What you are asked to do: This task calls for copying each line below that contains "JSON".

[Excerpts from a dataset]
======
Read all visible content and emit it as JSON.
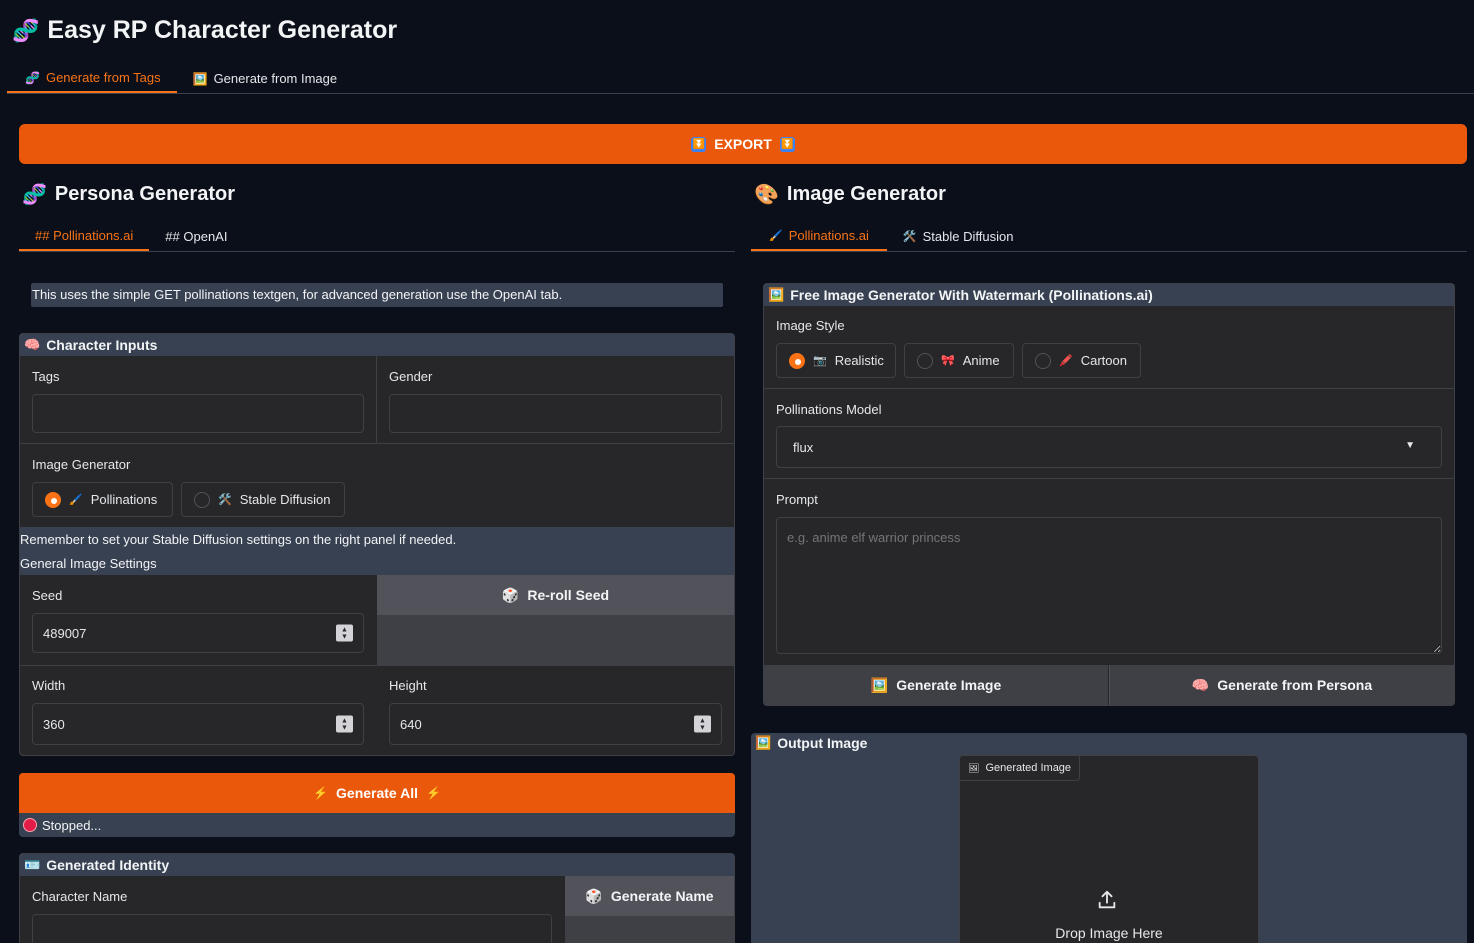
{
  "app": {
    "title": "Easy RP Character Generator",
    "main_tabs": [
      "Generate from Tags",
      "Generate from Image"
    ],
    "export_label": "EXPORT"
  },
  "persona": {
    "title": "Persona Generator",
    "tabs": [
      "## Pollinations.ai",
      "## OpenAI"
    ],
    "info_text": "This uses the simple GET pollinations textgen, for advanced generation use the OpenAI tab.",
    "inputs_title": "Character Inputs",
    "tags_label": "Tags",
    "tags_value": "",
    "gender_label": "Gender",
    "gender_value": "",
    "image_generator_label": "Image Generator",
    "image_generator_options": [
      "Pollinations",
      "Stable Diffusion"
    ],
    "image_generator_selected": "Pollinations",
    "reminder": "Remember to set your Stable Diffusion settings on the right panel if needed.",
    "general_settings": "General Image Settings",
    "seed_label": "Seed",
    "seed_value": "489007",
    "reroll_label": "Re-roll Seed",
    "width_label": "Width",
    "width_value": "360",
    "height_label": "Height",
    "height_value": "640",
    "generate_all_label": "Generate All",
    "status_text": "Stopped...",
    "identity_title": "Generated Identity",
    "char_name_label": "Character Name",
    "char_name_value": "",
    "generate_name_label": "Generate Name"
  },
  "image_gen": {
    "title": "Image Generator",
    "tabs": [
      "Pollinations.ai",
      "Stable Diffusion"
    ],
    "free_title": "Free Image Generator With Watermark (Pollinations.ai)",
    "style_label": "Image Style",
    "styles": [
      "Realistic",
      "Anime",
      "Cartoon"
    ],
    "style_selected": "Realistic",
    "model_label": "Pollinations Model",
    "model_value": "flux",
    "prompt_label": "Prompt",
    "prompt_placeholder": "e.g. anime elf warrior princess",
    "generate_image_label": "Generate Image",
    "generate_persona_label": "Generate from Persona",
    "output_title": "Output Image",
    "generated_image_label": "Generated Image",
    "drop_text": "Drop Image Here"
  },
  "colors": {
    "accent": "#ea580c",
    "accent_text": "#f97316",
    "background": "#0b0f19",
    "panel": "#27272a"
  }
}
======
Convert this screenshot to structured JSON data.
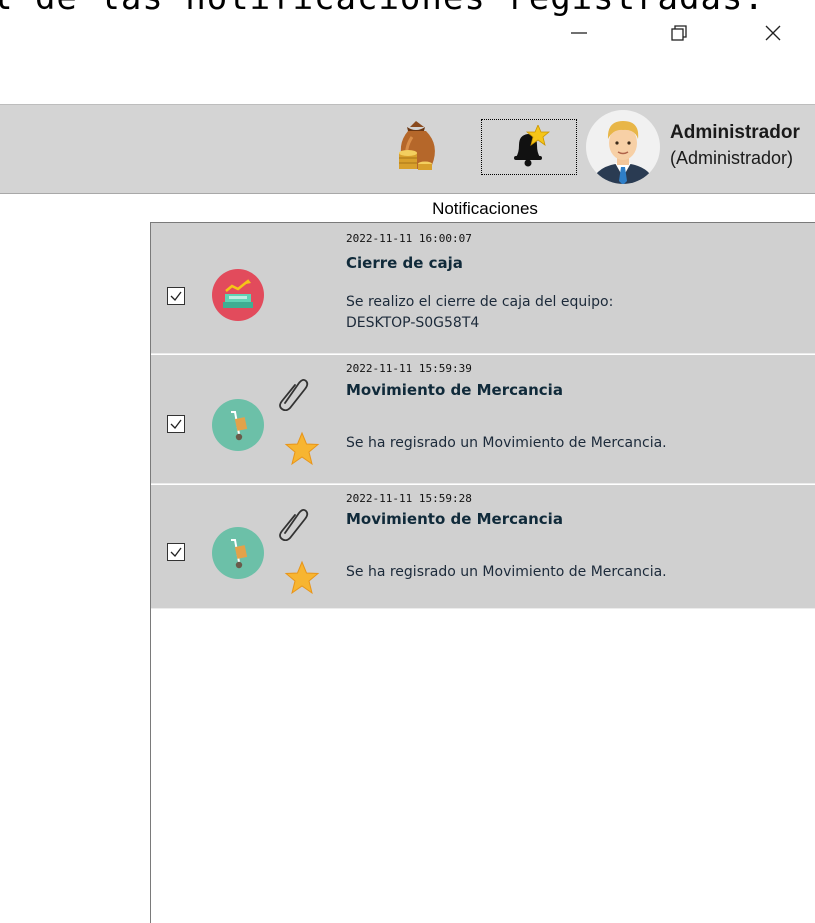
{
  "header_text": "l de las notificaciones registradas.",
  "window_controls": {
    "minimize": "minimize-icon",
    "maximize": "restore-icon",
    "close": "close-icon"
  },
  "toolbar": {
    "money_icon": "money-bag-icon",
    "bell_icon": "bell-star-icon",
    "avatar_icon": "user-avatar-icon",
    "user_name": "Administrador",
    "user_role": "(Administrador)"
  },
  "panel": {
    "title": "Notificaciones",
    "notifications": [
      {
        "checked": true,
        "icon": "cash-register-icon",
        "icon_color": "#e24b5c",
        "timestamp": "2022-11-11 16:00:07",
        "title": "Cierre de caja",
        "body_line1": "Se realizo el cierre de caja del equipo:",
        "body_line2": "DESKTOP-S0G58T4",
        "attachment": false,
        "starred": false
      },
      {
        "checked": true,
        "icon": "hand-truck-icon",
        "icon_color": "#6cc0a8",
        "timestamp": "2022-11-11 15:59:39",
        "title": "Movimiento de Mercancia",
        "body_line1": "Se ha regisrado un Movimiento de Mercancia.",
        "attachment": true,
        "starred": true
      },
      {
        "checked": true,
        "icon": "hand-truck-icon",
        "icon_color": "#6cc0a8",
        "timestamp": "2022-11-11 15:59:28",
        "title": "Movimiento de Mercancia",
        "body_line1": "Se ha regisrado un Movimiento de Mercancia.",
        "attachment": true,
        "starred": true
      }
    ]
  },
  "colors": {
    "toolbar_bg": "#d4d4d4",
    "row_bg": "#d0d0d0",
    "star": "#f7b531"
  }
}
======
Exercise output:
Read all visible content and emit it as JSON.
Convert this screenshot to structured JSON data.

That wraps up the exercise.